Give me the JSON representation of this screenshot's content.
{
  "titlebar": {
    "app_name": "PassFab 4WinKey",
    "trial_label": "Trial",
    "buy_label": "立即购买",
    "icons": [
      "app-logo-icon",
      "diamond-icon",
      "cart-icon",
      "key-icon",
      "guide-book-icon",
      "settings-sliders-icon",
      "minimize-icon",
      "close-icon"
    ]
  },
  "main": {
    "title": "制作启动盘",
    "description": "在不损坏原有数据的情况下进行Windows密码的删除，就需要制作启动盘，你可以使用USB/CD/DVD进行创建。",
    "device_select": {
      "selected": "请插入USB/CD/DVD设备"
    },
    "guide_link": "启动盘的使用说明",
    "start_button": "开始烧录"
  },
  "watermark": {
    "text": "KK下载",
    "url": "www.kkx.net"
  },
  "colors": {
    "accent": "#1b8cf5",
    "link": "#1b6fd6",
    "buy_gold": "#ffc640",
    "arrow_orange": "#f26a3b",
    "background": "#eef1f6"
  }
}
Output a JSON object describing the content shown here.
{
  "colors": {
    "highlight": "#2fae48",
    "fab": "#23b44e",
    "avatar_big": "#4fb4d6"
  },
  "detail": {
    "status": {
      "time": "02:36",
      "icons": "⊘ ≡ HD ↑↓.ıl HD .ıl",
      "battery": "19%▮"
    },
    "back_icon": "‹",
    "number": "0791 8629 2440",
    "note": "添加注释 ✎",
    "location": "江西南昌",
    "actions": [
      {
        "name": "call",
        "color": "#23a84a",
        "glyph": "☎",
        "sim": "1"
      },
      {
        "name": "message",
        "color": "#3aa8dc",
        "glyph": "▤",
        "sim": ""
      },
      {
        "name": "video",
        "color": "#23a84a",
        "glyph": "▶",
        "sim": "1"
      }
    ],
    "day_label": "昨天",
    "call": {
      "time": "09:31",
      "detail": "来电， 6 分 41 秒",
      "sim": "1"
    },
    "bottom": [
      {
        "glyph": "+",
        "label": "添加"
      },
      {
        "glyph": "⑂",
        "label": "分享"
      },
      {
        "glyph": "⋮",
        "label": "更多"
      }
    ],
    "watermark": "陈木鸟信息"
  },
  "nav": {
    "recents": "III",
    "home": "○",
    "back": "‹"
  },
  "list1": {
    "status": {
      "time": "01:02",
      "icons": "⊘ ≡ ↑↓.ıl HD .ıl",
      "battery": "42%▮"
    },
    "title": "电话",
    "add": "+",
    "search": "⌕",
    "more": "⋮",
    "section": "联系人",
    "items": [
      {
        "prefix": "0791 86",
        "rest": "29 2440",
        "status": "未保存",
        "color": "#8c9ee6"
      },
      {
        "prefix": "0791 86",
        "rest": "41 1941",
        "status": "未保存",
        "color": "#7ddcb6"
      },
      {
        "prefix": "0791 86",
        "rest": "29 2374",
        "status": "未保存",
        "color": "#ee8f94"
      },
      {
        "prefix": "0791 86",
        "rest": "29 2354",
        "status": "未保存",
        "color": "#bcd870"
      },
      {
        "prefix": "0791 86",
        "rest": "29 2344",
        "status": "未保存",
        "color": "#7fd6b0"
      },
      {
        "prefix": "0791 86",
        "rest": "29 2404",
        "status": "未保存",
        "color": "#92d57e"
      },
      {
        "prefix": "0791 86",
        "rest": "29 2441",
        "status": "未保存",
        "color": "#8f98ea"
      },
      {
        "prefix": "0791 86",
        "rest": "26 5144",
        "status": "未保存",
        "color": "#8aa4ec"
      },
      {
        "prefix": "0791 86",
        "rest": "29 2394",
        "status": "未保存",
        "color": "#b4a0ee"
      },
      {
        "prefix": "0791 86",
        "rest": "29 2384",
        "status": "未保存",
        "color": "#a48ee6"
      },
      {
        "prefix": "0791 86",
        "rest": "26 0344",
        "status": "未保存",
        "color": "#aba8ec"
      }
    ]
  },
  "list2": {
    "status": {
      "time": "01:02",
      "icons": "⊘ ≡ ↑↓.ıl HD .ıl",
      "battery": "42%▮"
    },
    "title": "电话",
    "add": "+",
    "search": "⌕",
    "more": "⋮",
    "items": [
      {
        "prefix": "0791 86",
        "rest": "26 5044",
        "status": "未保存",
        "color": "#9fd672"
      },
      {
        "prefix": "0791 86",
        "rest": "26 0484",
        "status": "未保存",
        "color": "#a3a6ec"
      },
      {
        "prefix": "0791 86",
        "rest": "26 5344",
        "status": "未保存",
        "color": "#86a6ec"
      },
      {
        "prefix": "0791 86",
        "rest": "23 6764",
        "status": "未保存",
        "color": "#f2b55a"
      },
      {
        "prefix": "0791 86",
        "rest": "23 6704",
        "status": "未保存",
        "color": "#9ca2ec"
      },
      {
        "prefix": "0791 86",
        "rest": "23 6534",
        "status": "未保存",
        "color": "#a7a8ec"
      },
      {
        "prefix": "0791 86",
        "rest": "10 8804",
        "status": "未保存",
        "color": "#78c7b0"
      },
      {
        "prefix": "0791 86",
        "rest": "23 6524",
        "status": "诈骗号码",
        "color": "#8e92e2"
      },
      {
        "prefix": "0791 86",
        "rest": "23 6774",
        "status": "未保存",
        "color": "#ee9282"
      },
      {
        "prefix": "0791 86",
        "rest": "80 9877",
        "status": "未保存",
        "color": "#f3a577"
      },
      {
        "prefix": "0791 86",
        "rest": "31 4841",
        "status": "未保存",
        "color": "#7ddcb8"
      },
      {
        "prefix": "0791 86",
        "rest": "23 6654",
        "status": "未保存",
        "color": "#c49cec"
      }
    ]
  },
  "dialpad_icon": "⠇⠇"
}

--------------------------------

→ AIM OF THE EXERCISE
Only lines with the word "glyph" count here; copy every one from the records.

→ SOLUTION BELOW
        "glyph": "☎",
        "glyph": "▤",
        "glyph": "▶",
        "glyph": "+",
        "glyph": "⑂",
        "glyph": "⋮",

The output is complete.